▸ Brief
Where in the listing does the word "Based" appear? Report each line that holds it.

--------------------

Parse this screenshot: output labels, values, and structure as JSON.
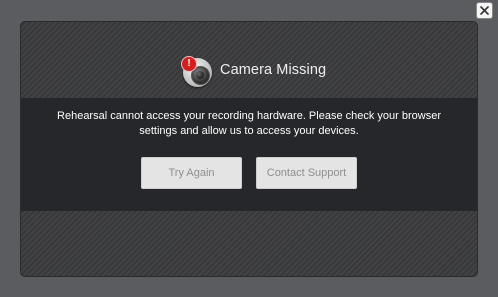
{
  "dialog": {
    "title": "Camera Missing",
    "alert_mark": "!",
    "icon": "camera-alert-icon",
    "message_line1": "Rehearsal cannot access your recording hardware. Please check your browser",
    "message_line2": "settings and allow us to access your devices.",
    "buttons": {
      "try_again": "Try Again",
      "contact_support": "Contact Support"
    },
    "close_icon": "close-icon"
  },
  "colors": {
    "page_bg": "#5b5c5f",
    "panel_bg": "#3b3c3e",
    "message_band_bg": "#25272a",
    "button_bg": "#e4e4e4",
    "button_text": "#8e8e8e",
    "alert_red": "#d41f1f"
  }
}
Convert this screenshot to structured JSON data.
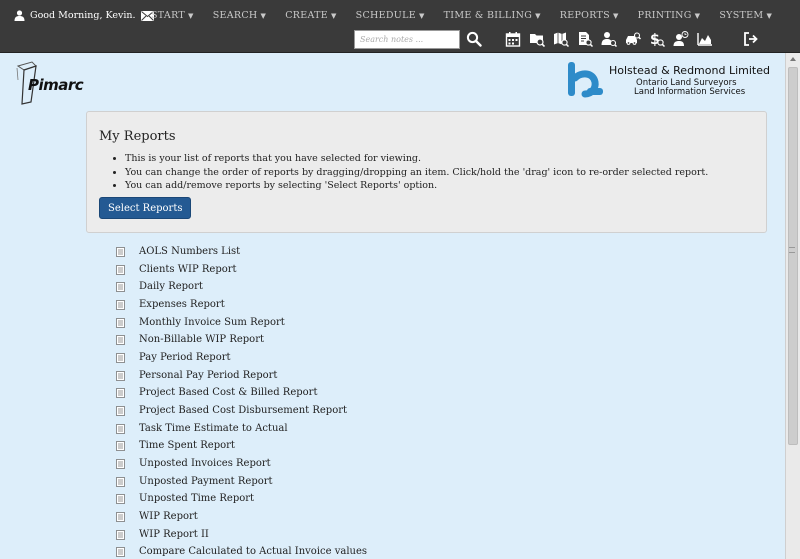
{
  "header": {
    "greeting": "Good Morning, Kevin.",
    "menu": [
      "START",
      "SEARCH",
      "CREATE",
      "SCHEDULE",
      "TIME & BILLING",
      "REPORTS",
      "PRINTING",
      "SYSTEM"
    ],
    "search_placeholder": "Search notes ...",
    "toolbar_icons": [
      "calendar-icon",
      "folder-search-icon",
      "map-search-icon",
      "document-search-icon",
      "user-search-icon",
      "car-search-icon",
      "dollar-search-icon",
      "user-clock-icon",
      "chart-icon"
    ],
    "logout_icon": "logout-icon"
  },
  "branding": {
    "app_logo": "Pimarc",
    "company_name": "Holstead & Redmond Limited",
    "company_line1": "Ontario Land Surveyors",
    "company_line2": "Land Information Services",
    "accent": "#2e8bc9"
  },
  "panel": {
    "title": "My Reports",
    "bullets": [
      "This is your list of reports that you have selected for viewing.",
      "You can change the order of reports by dragging/dropping an item. Click/hold the 'drag' icon to re-order selected report.",
      "You can add/remove reports by selecting 'Select Reports' option."
    ],
    "button_label": "Select Reports",
    "button_color": "#245a93"
  },
  "reports": [
    "AOLS Numbers List",
    "Clients WIP Report",
    "Daily Report",
    "Expenses Report",
    "Monthly Invoice Sum Report",
    "Non-Billable WIP Report",
    "Pay Period Report",
    "Personal Pay Period Report",
    "Project Based Cost & Billed Report",
    "Project Based Cost Disbursement Report",
    "Task Time Estimate to Actual",
    "Time Spent Report",
    "Unposted Invoices Report",
    "Unposted Payment Report",
    "Unposted Time Report",
    "WIP Report",
    "WIP Report II",
    "Compare Calculated to Actual Invoice values"
  ]
}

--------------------

▸ Written solution
    "Project Based Cost & Billed Report",
    "Project Based Cost Disbursement Report",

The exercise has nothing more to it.